Cameroon has followed a similar process of expansion and bifurcation of security services over the past two decades, and the resulting situation creates the potential for confrontation once Biya, now 90, becomes incapacitated. There is a constitutional process of succession, triggering a presidential election within months, but few expect the ruling party factions to rally behind any one candidate. (Biya may yet hang on and run in the 2025 election at age 92, or pass off his baton to his son Franck). A real concern is that different ruling party factions have influence over different branches of the fragmented security forces.

The Presidential Guard protects the President and key government installations The regular armed forces have a traditional three-branch (army, navy, air force) structure, and contribute to a regular peacekeeping rotation in the Central African Republic, but the regular army is the least well-equipped compared to the Presidential Guard and the Bataillon d’Intervention Rapide (BIR), a separate branch established in 2001 under Israeli military advisors. The BIR has since expanded to a number of individual battalions as well as its own air and maritime components, and is permanently engaged in combat operations against both Boko Haram and Anglophone armed groups.

While both the Presidential Guard and the BIR are controlled directly by the presidency, they report up different factional chains of command and keep a close eye on each other.

Besides the expansion and fragmentation of the security forces, since 2020, new armored vehicle imports have been identified from Canada, France, and mostly from the United Arab Emirates.
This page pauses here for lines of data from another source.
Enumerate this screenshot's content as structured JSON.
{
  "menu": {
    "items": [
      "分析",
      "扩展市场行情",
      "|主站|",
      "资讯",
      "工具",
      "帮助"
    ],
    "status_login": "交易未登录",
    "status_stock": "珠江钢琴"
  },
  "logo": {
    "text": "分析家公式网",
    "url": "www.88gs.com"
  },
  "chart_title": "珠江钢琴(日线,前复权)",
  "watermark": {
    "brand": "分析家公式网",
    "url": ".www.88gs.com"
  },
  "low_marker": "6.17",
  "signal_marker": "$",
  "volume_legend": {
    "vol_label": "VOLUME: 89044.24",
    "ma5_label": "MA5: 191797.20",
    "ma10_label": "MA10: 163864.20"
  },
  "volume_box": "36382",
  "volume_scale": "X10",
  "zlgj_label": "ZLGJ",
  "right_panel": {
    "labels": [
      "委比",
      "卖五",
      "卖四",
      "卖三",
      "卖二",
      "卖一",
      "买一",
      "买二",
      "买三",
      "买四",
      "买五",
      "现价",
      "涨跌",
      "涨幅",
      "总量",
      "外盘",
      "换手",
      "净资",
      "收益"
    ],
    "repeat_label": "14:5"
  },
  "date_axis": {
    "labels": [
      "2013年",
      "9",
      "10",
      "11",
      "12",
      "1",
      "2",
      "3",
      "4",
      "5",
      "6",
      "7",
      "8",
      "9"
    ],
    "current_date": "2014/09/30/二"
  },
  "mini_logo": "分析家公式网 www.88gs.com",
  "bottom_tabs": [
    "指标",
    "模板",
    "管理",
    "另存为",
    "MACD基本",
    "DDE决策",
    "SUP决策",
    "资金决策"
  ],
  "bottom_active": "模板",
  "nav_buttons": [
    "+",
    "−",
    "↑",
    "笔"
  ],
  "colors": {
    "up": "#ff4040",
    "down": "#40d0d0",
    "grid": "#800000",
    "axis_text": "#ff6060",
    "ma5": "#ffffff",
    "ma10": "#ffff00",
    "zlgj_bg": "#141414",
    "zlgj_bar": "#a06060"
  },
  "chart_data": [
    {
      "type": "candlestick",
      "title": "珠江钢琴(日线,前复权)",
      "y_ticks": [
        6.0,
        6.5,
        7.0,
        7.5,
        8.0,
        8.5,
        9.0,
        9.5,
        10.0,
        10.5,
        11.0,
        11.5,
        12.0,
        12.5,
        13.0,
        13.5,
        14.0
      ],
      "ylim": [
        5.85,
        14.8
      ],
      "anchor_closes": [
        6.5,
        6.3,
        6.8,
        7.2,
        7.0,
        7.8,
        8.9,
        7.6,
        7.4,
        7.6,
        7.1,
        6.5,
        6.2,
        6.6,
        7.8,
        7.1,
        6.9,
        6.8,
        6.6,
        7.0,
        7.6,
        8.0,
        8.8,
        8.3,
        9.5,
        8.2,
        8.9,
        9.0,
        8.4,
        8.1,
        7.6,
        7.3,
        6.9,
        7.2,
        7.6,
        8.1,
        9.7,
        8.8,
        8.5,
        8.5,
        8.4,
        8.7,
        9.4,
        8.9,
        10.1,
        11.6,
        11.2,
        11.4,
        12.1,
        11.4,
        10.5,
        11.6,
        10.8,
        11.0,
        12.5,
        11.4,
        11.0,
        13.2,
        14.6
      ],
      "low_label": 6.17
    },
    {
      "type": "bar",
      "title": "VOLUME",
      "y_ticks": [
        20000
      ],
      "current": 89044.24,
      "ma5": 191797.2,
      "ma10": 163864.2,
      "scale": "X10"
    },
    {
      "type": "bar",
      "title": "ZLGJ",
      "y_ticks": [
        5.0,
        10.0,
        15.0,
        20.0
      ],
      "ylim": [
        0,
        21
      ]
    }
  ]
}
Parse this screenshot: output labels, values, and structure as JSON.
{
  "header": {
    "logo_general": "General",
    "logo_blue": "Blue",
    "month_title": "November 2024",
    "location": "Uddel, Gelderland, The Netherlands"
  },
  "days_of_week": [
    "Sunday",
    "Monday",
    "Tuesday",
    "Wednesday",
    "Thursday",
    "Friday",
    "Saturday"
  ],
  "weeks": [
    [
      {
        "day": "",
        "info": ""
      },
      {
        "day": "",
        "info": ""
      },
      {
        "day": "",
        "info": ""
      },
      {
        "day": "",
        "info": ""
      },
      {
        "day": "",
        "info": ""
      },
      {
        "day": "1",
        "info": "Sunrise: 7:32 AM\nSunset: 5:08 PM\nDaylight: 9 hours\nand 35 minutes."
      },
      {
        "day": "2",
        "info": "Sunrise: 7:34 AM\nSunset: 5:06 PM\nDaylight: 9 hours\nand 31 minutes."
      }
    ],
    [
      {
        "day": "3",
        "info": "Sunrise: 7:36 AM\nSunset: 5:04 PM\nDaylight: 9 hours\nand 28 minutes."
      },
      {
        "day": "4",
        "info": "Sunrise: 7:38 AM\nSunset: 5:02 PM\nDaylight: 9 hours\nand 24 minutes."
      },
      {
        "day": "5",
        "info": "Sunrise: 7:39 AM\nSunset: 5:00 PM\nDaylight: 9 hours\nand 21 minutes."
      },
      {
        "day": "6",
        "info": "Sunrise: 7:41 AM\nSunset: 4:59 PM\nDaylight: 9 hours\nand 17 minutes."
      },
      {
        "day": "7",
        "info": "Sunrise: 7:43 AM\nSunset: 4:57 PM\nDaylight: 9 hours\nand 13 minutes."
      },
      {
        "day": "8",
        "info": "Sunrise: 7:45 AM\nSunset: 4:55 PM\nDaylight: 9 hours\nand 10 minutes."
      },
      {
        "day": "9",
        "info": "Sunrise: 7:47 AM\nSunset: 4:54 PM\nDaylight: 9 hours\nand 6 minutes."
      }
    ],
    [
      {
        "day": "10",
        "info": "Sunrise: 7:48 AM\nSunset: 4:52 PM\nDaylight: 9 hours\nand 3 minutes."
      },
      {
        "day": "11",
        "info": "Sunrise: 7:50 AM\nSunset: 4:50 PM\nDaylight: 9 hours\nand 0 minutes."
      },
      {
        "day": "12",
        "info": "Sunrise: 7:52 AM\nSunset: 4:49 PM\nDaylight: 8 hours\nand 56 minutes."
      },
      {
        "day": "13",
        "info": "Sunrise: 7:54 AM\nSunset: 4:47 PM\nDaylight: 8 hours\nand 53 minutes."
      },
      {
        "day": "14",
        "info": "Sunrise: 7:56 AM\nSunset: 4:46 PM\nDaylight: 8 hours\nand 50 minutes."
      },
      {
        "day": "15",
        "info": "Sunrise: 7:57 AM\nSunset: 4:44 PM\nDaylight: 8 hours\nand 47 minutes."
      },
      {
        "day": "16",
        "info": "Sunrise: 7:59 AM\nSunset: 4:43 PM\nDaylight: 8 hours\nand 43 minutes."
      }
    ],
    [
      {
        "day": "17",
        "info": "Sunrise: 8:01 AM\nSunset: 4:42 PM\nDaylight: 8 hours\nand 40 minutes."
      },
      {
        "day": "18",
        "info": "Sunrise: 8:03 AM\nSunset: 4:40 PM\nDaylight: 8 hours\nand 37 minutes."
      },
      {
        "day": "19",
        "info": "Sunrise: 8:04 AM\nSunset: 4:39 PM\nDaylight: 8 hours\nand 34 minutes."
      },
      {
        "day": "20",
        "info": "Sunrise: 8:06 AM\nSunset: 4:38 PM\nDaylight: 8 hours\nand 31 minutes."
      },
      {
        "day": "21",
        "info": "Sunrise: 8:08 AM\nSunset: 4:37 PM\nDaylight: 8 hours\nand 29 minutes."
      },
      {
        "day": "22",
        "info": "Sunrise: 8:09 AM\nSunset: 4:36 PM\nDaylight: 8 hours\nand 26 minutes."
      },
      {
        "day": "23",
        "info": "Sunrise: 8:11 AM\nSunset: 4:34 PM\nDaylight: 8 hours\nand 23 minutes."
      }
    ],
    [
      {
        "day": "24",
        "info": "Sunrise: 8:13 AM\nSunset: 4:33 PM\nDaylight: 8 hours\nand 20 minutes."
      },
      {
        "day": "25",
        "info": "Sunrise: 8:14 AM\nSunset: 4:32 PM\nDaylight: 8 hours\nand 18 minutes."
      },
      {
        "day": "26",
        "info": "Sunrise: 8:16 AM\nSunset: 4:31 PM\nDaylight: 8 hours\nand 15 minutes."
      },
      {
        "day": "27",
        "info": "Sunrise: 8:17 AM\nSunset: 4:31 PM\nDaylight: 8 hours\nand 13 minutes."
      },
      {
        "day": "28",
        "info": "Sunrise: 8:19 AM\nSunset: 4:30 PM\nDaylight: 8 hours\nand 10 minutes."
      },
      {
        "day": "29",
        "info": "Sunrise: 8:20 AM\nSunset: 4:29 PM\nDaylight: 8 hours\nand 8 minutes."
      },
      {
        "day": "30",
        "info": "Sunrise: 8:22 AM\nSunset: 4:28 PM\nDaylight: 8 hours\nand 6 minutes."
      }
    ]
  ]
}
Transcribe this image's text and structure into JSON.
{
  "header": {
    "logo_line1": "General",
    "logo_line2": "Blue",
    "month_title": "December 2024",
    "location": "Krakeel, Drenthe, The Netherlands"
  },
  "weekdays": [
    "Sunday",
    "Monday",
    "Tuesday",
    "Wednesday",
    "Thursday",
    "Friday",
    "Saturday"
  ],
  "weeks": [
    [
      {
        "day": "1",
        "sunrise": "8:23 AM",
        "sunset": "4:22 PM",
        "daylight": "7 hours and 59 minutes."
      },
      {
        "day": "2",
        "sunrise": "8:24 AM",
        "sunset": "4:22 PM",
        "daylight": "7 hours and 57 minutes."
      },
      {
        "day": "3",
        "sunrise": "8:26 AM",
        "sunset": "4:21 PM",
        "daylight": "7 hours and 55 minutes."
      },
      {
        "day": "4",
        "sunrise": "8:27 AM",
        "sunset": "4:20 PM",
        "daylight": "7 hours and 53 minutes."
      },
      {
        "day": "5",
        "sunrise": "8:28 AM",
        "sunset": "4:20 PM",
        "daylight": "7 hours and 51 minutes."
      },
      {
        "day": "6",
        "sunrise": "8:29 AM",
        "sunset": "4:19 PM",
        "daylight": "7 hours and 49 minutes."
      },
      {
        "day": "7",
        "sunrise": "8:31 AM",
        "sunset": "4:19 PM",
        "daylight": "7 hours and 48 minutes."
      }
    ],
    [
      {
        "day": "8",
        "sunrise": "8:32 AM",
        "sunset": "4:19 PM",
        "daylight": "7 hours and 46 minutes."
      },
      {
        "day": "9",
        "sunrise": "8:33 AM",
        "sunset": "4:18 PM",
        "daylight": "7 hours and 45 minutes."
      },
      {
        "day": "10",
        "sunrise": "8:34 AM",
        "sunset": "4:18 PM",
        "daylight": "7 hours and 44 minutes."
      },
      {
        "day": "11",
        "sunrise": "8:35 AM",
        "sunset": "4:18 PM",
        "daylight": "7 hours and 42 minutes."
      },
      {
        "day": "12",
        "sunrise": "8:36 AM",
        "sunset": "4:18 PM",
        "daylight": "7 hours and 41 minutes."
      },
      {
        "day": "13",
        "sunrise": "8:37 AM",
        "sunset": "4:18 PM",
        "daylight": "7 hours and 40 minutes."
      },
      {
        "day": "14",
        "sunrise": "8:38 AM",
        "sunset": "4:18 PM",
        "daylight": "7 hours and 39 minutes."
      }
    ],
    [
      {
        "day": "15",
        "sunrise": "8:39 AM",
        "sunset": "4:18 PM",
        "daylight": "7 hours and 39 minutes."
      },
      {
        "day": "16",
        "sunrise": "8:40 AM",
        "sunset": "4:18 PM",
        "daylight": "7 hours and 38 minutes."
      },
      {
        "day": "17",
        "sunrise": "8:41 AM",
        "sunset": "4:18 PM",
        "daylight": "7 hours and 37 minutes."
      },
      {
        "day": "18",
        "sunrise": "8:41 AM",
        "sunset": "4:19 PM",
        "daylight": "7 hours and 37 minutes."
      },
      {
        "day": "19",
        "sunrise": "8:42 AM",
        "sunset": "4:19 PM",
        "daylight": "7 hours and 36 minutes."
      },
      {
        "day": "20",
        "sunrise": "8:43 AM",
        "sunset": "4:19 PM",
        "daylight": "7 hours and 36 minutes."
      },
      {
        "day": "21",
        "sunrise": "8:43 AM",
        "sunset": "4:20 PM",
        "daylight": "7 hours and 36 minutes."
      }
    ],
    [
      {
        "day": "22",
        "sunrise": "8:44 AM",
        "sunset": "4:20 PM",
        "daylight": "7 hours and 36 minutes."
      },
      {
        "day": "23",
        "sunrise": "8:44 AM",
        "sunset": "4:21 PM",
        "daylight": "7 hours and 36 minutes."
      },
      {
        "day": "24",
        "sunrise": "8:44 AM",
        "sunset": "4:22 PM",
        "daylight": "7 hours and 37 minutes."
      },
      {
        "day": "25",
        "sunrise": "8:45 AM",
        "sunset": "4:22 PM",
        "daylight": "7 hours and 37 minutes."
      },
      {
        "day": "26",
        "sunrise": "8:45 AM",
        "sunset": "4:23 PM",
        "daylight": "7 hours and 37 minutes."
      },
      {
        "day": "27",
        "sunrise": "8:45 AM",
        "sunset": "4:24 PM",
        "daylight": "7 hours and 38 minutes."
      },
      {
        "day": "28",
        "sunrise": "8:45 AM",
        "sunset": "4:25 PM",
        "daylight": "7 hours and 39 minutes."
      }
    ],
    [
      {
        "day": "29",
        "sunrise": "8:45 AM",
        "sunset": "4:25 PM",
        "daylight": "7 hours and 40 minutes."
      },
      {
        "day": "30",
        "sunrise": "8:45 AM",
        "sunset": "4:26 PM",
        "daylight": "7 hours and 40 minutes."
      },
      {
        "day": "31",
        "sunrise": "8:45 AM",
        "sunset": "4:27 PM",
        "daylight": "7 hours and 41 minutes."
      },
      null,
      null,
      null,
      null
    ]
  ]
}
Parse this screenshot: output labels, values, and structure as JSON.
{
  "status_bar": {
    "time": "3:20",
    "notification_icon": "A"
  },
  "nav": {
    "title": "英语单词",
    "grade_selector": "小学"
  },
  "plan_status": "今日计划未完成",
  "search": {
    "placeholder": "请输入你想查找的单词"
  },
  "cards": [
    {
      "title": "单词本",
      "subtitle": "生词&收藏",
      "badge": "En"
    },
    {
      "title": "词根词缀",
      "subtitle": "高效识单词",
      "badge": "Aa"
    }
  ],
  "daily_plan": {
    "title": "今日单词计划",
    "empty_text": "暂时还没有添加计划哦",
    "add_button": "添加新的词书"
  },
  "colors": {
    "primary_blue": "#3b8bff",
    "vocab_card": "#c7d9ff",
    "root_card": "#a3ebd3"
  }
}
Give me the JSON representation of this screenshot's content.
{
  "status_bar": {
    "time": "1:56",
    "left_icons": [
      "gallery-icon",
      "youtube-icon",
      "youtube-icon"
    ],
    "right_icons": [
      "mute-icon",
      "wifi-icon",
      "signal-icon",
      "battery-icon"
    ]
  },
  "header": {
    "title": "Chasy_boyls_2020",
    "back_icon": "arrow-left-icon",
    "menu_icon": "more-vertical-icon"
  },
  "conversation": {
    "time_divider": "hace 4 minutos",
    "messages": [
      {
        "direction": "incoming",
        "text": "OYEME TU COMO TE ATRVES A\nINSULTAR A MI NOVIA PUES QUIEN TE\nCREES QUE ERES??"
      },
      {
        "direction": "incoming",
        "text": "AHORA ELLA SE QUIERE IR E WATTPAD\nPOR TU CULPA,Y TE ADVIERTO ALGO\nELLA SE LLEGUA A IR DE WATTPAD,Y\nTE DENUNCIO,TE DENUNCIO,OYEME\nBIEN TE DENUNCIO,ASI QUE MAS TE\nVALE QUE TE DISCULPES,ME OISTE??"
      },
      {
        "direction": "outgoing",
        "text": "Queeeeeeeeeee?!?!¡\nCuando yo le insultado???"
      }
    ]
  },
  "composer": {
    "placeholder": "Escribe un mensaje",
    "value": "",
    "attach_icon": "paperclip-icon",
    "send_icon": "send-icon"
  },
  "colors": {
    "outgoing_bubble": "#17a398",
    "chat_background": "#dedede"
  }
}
At least two used Bell 412EP helicopters (built in North America and powered by Pratt & Whitney Canada engines) were procured since 2019, joining others already in service. Four new Italian-built Leonardo AW109E helicopters have been delivered more recently; they were photographed flying in a May 20 military parade and elsewhere in Cameroon after being held up in Italy since 2018 due to either lack of money or export permits, or both.

And this new equipment is on the top of the significant military assistance from China, France, Israel, Serbia, South Africa, and the United States between 2014-2018 to help in the struggle against Boko Haram. Many of those aircraft, vehicles, and helicopter assets have since been deployed to the Anglophone areas, including U.S. surveillance aircraft, Chinese tank destroyers, and the more recent Italian helicopters.

In short, there is no incentive for the Cameroonian government to agree to substantive peace negotiations, better economic management, or political reforms. The various political factions are solely focused on jockeying for power in preparation of the post-Biya era. There are simply no consequences to Biya and ruling-party factions under him for continuing the war (and considerable evidence that many benefit from its continuation): There is no effective elected opposition, there are few restrictions on military imports, international financing continues from all sources, there is no pressure coming from neighbors or other African leaders or organizations to negotiate, and the West keeps sending mixed signals about whether it takes peace and conflict resolution seriously.

Like the military leaders in Sudan who now fight for power without constraint, the factions looking at a post-Biya Cameroon have not faced any consequences for stalling either peace talks or real political (or economic) reform.

The moment Biya loses his grip on power through incapacitation or death, it is possible that similar struggles could break out within the ruling party, with factions leveraging different elements of the security services to back their claims.

The United States, Canada, Norway, the European Union, and key international institutions need to send consistent signals in support of peace, justice, and democracy, rather than call for peace but support the brittle status quo. What peace and justice ultimately look like can only be determined by Cameroonians, but that process requires more openings for potential reformers willing to talk and more restraints on hard-liners before Cameroon advances any further down the road to Khartoum.

Culled from Foreign Policy